For U.S. politicians, addressing any aspect of the budget these days means having to confront the unpleasant reality of trying to sustain the excessive levels of spending they desire, where they must either vote to impose higher taxes on the middle class or to cut spending on popular programs to have any chance of reaching a fiscal balance.
It’s not just the current Republican majority in the Senate that is proving unequal to the task of establishing an effective process for setting the budget of the U.S. government. It was also clearly evident when the Senate was controlled by a Democrat party majority led by Harry Reid, which famously failed to even try to pass any kind of budget for years on end during the Obama administration.
Consequently, no matter which party controls the Congress, trillion dollar annual deficits are likely to increasingly be the result of a budgeting process that doesn’t work, where the Budget committees in both the House and Senate have little-to-no success to show for their existence. Especially in the last decade.
Something needs to change. The last major reform of the budgeting process was the 1974 Congressional Budget and Impoundment Control Act, which was meant to fix the federal government’s budgeting process, but which instead inaugurated the era of frequent federal government shutdowns and ballooning deficits as part of Washington D.C.’s political “business-as-usual”. It created the apparently useless Budget committee and oversight system on Capitol Hill.
The Joint Select Committee on Budget and Appropriations Process Reform, which will be considering the potential actions that the U.S. Congress might take to get the U.S. government’s fiscal house in order, held its first meeting last week. Whether anything will come of it remains to be seen, but it will be the place to watch to see how seriously U.S. politicians are taking the need to establish greater fiscal discipline over the U.S. government’s spending while its hearings are ongoing.
The real test will be when any reform proposals are put before the entire U.S. Congress.
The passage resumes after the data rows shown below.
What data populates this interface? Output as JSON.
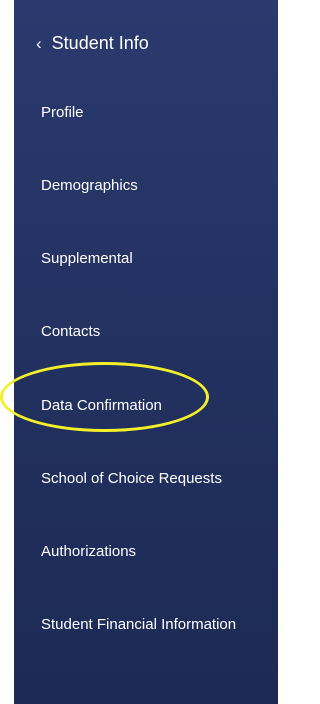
{
  "header": {
    "back_glyph": "‹",
    "title": "Student Info"
  },
  "nav": {
    "items": [
      {
        "label": "Profile"
      },
      {
        "label": "Demographics"
      },
      {
        "label": "Supplemental"
      },
      {
        "label": "Contacts"
      },
      {
        "label": "Data Confirmation"
      },
      {
        "label": "School of Choice Requests"
      },
      {
        "label": "Authorizations"
      },
      {
        "label": "Student Financial Information"
      }
    ]
  },
  "annotation": {
    "ring_color": "#f3ef2a",
    "highlighted_item": "Data Confirmation"
  },
  "colors": {
    "sidebar_bg": "#22305f",
    "text": "#ffffff"
  }
}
Unfortunately, following the passage of the Bipartisan Budget Act of 2018, we know that body’s membership is filled with far too many politicians who reap benefits from the status quo set in 1974 and the absence of restraints on the excessive spending they desire to be willing to do much to rein in their power.
Unless something changes to dramatically increase the political pressure upon them to commit to reforms that benefit the nation against their established interests.